Task statement
Your result should be the lines holding the word "amount", copied from the entries below.

(Data extracted from a collection)

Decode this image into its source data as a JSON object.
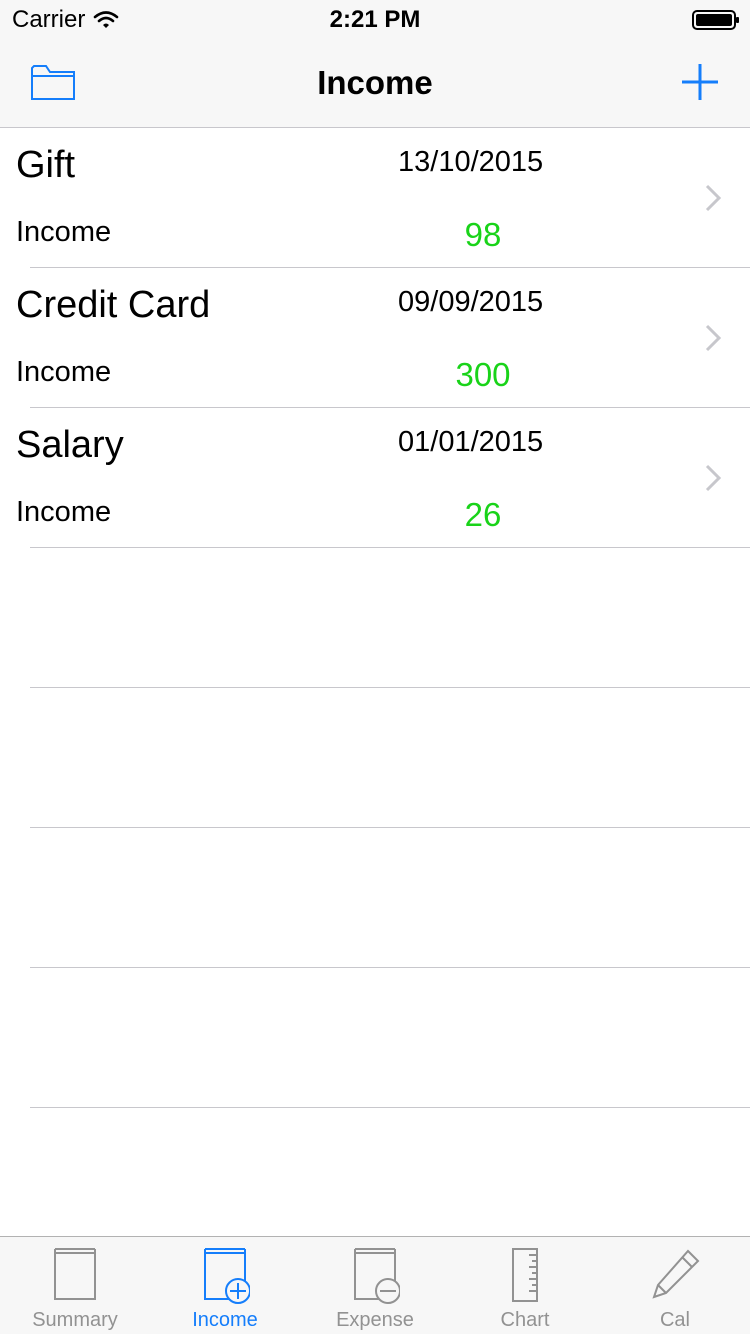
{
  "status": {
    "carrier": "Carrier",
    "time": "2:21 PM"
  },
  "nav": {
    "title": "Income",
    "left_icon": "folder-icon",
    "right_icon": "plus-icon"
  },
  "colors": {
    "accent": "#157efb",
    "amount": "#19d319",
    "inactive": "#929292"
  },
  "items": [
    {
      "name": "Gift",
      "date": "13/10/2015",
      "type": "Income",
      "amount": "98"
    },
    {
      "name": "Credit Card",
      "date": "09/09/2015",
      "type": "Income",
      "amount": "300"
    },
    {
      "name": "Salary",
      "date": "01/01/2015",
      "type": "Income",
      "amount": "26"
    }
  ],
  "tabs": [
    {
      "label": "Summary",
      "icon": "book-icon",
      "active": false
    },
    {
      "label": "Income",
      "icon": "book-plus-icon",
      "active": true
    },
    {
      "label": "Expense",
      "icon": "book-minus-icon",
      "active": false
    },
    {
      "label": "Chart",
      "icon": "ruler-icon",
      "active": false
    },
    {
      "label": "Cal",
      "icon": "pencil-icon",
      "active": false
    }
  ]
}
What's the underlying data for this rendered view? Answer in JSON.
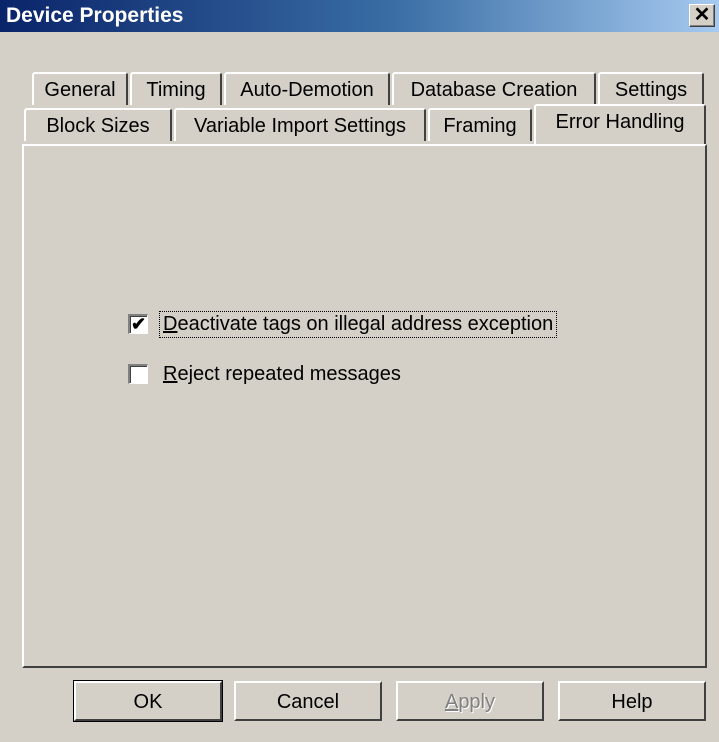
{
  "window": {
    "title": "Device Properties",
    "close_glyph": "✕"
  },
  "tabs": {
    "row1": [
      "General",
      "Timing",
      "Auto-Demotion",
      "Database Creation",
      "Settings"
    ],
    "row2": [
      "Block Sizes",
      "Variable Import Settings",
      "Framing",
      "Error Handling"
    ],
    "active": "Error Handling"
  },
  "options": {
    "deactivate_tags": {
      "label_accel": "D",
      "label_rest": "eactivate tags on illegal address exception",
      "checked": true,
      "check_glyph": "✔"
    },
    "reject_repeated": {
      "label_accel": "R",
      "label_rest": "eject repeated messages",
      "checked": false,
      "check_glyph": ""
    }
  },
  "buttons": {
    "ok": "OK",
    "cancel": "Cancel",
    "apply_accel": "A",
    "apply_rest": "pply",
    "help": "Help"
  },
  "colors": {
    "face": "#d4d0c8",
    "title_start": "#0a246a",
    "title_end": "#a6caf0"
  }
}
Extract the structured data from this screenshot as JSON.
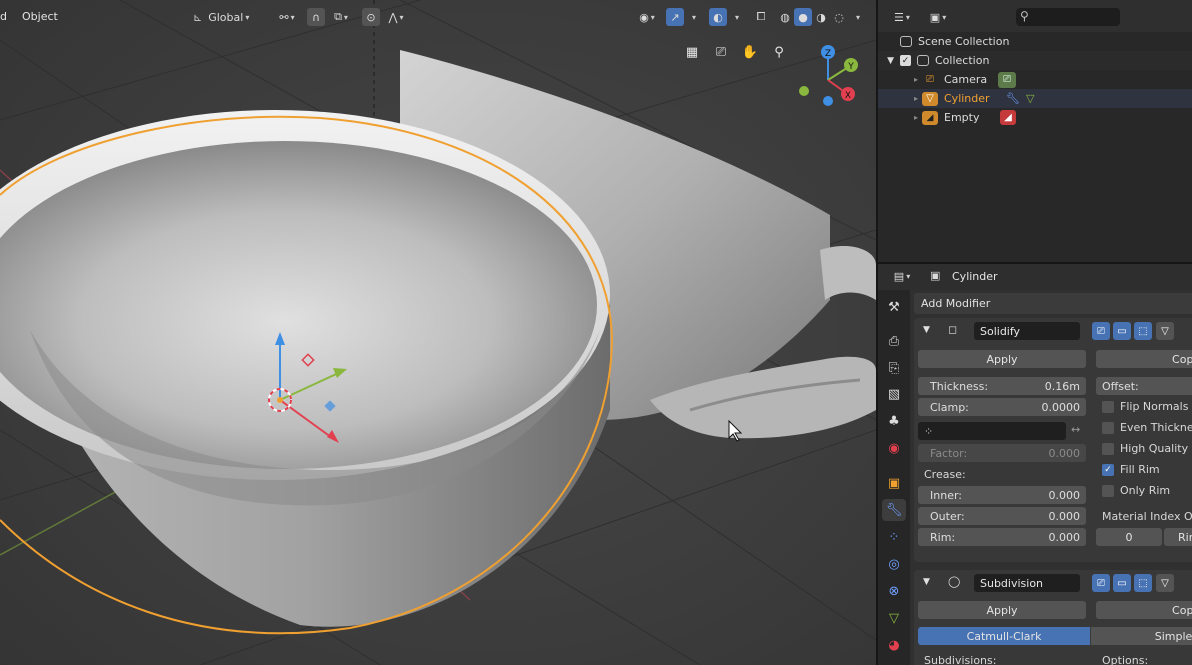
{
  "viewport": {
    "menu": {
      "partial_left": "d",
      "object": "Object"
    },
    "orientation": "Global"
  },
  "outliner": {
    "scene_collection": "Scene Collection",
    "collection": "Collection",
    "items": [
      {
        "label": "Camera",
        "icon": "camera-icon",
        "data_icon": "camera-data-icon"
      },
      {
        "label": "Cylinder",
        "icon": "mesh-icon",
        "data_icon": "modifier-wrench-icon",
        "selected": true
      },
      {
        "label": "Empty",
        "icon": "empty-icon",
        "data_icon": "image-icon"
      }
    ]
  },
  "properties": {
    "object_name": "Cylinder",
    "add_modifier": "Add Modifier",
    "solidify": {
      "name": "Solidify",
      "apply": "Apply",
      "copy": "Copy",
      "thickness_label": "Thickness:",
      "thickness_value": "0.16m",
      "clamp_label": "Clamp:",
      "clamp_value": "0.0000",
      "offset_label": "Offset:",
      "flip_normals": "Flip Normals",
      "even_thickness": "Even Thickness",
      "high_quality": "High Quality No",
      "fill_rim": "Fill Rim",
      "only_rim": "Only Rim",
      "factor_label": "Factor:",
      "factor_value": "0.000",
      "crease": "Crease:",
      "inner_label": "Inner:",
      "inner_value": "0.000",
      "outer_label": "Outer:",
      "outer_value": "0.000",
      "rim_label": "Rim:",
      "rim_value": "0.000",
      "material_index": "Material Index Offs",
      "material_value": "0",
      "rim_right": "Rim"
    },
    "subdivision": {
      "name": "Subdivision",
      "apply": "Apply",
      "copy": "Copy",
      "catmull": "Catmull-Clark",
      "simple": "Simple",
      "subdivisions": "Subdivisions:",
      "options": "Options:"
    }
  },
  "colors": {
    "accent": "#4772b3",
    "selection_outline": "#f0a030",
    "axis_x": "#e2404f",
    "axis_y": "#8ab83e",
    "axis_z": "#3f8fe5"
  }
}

Result
    "amount": "#19d319",
      "amount": "98"
      "amount": "300"
      "amount": "26"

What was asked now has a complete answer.